It helps to have the data. In our statistics-driven culture, there’s no substitute for having the numbers to quantify the scope of a problem.
One recent case in point is New York bike and pedestrian accidents. Researchers from Hunter College released a study of bike-on-pedestrian accidents from 2007 to 2010. The data indicate a statewide drop in pedestrian injuries in crashes caused by cyclists.
The Hunter study did not contain specific numbers for New York City and its boroughs. But it is known that over half of the accidents occur in New York City.
It’s not as if bike-on-ped accidents have gone away. There are still over 900 pedestrians a year in New York State who require medical attention after getting hit by cyclists. The number is going down, however, even as the number of bike lanes goes up, especially in New York City.
Naturally, advocates for transit are quick to suggest that increased bike commuting into Manhattan and elsewhere in New York City could make everyone safer.

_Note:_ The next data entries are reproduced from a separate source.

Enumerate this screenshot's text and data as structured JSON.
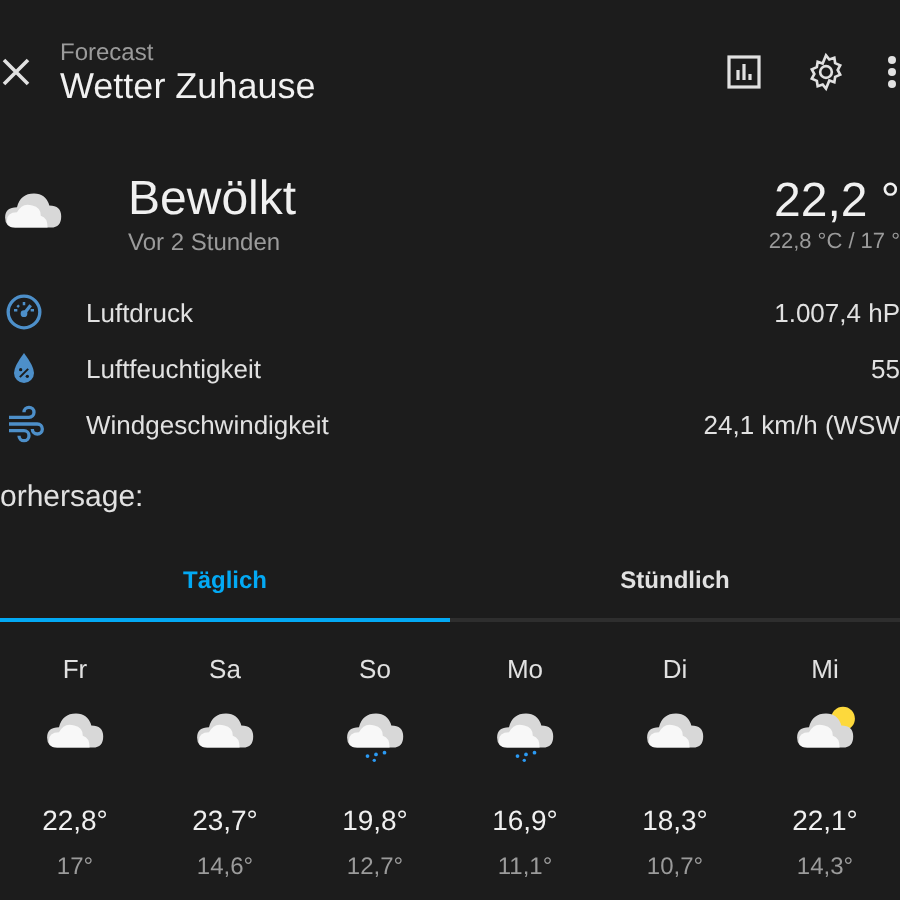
{
  "header": {
    "subtitle": "Forecast",
    "title": "Wetter Zuhause"
  },
  "current": {
    "condition": "Bewölkt",
    "kind": "cloudy",
    "updated": "Vor 2 Stunden",
    "temperature": "22,2 °",
    "range": "22,8 °C / 17 °"
  },
  "attributes": [
    {
      "kind": "pressure",
      "label": "Luftdruck",
      "value": "1.007,4 hP"
    },
    {
      "kind": "humidity",
      "label": "Luftfeuchtigkeit",
      "value": "55"
    },
    {
      "kind": "wind",
      "label": "Windgeschwindigkeit",
      "value": "24,1 km/h (WSW"
    }
  ],
  "forecast_heading": "orhersage:",
  "tabs": [
    {
      "label": "Täglich",
      "selected": true
    },
    {
      "label": "Stündlich",
      "selected": false
    }
  ],
  "days": [
    {
      "day": "Fr",
      "kind": "cloudy",
      "high": "22,8°",
      "low": "17°"
    },
    {
      "day": "Sa",
      "kind": "cloudy",
      "high": "23,7°",
      "low": "14,6°"
    },
    {
      "day": "So",
      "kind": "rainy",
      "high": "19,8°",
      "low": "12,7°"
    },
    {
      "day": "Mo",
      "kind": "rainy",
      "high": "16,9°",
      "low": "11,1°"
    },
    {
      "day": "Di",
      "kind": "cloudy",
      "high": "18,3°",
      "low": "10,7°"
    },
    {
      "day": "Mi",
      "kind": "partlycloudy",
      "high": "22,1°",
      "low": "14,3°"
    }
  ]
}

The Hunter College research provides a useful starting point for moving the transit planning conversation forward.
Another part of that conversation is, of course, the need to do more to prevent motor vehicle accidents. Many previous studies have found that bike and pedestrian injuries are closely related to the speed of motor vehicles on the surrounding streets.
In other words, speed skills. It also injures. The more that basic fact is recognized, the more injuries and deaths can be prevented.
Source: “What’s Causing the Drop in Bike-on-Ped Injuries?” Streetsblog, 9-20-11